> [The problem] Below are records; count how many of their lines contain the word "webdriver" and give the number alone.

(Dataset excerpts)
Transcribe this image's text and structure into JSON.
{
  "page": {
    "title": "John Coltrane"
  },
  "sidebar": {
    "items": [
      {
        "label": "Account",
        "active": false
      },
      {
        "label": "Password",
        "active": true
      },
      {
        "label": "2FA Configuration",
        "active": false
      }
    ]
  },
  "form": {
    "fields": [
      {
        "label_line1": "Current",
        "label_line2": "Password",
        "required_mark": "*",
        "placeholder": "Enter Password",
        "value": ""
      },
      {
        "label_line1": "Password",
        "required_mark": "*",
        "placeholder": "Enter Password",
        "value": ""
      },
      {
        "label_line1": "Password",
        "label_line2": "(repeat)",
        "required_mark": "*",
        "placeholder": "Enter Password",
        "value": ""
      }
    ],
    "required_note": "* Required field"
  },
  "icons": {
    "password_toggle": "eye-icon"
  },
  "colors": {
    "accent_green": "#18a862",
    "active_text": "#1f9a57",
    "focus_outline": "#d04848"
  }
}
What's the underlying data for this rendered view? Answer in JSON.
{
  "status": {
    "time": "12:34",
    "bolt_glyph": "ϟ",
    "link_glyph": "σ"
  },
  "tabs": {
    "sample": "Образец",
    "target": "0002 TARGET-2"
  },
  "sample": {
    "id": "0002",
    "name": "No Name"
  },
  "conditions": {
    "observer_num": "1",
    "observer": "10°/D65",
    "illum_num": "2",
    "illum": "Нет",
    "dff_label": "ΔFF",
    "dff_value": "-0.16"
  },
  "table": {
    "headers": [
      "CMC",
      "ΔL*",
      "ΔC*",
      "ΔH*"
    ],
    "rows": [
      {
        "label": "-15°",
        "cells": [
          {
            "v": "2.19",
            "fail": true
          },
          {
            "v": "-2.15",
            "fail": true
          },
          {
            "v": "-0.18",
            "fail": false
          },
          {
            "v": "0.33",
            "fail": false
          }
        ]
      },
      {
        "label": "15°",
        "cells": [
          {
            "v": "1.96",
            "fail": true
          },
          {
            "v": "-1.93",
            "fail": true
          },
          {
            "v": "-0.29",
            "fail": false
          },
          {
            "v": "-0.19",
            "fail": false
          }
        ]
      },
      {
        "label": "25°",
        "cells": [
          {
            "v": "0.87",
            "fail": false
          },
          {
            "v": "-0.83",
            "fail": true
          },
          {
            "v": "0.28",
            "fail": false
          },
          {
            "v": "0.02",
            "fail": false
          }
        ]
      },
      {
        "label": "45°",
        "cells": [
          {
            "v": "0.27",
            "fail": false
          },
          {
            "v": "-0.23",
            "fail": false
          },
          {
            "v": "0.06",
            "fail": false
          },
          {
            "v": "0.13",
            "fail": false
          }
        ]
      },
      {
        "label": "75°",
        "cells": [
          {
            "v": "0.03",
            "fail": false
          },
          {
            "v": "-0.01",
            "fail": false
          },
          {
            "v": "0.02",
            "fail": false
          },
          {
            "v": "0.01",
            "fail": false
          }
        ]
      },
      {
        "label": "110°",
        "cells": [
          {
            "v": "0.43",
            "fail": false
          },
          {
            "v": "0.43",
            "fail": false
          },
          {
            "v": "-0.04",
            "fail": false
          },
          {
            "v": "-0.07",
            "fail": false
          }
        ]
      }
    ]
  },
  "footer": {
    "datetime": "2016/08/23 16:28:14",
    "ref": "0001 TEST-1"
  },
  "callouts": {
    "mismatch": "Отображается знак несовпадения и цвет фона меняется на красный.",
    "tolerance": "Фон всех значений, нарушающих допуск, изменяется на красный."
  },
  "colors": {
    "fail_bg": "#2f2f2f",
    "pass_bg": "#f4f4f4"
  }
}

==

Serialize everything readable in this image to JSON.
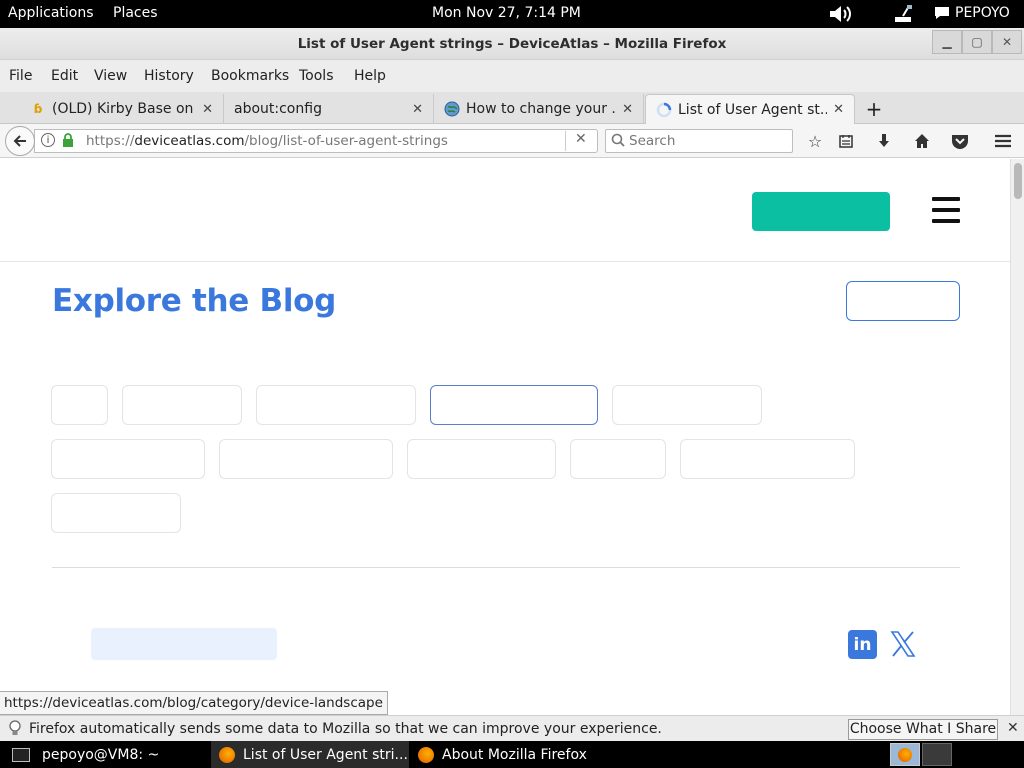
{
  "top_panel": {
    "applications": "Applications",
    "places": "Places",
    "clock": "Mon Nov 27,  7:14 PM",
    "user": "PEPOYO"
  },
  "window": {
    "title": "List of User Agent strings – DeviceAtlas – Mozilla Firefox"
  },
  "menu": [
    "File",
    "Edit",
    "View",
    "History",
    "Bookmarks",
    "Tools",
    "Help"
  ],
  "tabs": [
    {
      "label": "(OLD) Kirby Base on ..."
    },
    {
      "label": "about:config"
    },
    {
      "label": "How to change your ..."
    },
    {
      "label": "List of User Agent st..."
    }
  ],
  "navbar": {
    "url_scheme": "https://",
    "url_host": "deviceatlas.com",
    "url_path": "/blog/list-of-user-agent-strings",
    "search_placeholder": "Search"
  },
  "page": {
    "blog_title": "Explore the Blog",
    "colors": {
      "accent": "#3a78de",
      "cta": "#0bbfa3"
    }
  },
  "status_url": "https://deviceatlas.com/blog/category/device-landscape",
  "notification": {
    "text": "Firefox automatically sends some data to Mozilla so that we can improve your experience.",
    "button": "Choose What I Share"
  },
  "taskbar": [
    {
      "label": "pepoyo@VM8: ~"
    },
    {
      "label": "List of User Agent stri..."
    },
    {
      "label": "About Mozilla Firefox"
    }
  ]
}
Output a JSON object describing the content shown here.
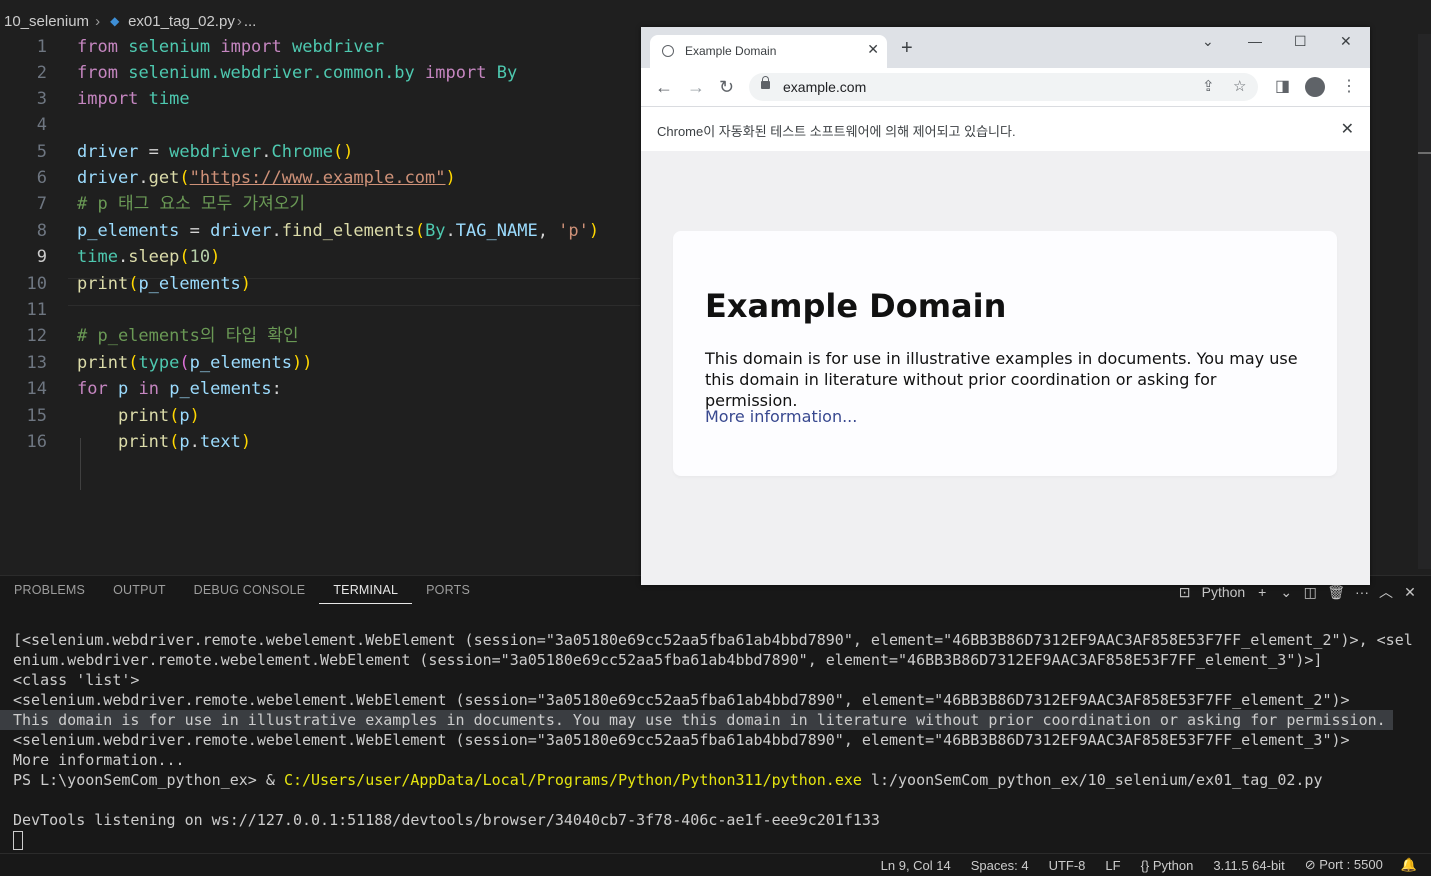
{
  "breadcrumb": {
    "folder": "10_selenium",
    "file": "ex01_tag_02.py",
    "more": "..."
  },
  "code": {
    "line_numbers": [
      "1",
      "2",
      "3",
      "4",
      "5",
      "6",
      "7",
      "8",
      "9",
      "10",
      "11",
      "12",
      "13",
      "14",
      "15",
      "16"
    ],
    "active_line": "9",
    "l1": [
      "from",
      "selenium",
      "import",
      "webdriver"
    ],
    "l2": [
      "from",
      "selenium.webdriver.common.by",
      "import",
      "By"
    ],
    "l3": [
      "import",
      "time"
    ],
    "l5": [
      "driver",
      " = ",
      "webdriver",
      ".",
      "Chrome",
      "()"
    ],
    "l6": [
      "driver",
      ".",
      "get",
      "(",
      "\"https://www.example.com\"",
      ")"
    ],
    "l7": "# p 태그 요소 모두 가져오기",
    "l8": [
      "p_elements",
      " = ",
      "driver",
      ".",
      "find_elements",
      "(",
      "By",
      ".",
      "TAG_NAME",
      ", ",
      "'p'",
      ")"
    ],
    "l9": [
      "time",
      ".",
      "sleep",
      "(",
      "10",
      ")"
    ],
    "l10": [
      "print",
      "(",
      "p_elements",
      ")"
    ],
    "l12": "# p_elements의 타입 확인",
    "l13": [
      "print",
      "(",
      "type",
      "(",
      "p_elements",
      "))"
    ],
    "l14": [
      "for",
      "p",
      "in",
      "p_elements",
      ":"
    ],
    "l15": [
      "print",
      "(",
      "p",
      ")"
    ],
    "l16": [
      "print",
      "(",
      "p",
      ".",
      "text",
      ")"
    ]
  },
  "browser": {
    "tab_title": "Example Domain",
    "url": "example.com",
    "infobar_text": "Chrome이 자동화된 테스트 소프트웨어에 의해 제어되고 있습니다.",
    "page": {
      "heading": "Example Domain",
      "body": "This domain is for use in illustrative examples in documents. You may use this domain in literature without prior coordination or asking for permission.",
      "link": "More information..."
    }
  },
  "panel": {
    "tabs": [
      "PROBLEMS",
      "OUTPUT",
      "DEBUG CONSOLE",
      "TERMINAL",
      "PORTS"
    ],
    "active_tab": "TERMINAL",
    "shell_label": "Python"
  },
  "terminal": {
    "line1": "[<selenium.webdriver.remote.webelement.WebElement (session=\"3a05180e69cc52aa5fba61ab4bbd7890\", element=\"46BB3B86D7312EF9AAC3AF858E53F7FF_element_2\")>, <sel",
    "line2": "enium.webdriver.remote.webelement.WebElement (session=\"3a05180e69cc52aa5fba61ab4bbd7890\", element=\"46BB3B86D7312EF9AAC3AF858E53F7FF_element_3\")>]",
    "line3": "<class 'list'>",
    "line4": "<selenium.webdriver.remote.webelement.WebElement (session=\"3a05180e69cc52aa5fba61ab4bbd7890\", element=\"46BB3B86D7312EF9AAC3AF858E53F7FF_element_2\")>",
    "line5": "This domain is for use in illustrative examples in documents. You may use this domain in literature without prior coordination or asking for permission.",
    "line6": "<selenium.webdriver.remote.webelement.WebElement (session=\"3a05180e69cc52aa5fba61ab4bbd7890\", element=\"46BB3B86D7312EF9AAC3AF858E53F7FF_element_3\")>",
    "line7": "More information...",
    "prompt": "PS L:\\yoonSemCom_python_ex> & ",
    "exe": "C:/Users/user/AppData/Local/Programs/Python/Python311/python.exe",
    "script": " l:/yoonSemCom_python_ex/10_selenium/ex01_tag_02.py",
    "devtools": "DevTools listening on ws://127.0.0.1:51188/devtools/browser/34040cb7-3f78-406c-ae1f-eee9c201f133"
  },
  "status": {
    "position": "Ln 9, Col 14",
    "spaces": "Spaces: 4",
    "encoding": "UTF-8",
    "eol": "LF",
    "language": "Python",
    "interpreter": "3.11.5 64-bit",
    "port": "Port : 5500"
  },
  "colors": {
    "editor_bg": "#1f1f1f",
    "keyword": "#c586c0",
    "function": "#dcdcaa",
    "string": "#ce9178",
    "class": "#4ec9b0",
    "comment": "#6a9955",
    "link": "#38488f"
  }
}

> [Worked solution] 7